▸ **EXERCISE GOAL**
Look below for the line containing "What's the underlying". Reproduce it and every line after it exactly, and nothing more.

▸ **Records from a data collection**
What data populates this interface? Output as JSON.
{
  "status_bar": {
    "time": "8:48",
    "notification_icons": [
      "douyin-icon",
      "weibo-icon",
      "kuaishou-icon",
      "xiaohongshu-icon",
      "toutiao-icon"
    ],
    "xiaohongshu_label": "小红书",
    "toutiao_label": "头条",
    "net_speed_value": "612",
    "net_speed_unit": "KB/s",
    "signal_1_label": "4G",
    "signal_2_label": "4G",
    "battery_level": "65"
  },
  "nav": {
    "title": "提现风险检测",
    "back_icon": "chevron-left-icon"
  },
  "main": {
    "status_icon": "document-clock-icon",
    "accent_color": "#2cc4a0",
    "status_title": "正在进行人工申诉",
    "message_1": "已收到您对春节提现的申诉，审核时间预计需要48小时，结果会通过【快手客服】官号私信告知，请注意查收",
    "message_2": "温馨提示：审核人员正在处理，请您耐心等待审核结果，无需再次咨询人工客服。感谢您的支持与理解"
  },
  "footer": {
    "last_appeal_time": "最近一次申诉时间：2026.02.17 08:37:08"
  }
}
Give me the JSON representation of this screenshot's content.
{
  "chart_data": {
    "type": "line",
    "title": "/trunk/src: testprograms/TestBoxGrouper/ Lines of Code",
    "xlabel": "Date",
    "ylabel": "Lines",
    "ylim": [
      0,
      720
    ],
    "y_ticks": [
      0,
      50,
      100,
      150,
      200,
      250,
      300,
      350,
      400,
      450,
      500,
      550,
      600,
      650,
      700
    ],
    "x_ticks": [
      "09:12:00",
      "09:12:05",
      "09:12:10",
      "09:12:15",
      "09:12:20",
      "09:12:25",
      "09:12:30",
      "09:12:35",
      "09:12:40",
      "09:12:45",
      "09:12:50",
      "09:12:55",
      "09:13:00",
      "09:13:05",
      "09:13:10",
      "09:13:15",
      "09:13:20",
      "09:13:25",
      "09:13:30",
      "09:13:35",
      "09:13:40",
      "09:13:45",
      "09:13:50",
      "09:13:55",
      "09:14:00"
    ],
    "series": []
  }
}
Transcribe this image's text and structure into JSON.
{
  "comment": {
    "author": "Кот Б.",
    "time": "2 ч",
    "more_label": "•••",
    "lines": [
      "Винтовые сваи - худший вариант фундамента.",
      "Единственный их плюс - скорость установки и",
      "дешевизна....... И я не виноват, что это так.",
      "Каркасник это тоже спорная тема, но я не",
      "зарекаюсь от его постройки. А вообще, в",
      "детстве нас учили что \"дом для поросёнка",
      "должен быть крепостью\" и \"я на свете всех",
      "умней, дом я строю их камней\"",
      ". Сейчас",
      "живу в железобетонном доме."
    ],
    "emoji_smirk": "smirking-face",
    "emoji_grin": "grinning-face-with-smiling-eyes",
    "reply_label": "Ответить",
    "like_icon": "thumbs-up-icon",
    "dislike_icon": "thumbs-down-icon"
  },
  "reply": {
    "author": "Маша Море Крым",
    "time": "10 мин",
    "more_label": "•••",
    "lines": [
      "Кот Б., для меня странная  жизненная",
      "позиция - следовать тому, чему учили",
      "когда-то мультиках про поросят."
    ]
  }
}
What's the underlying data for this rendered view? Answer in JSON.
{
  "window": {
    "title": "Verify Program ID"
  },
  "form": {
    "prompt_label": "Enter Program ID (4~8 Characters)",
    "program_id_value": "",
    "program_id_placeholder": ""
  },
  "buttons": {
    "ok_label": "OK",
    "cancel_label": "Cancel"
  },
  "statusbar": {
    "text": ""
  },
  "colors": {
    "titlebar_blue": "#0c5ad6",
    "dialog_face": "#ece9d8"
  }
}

▸ **REPLY TO THE TASK**
What's the underlying data for this rendered view? Answer in JSON.
{
  "window": {
    "title": "Verify Program ID"
  },
  "form": {
    "prompt_label": "Enter Program ID (4~8 Characters)",
    "program_id_value": "",
    "program_id_placeholder": ""
  },
  "buttons": {
    "ok_label": "OK",
    "cancel_label": "Cancel"
  },
  "statusbar": {
    "text": ""
  },
  "colors": {
    "titlebar_blue": "#0c5ad6",
    "dialog_face": "#ece9d8"
  }
}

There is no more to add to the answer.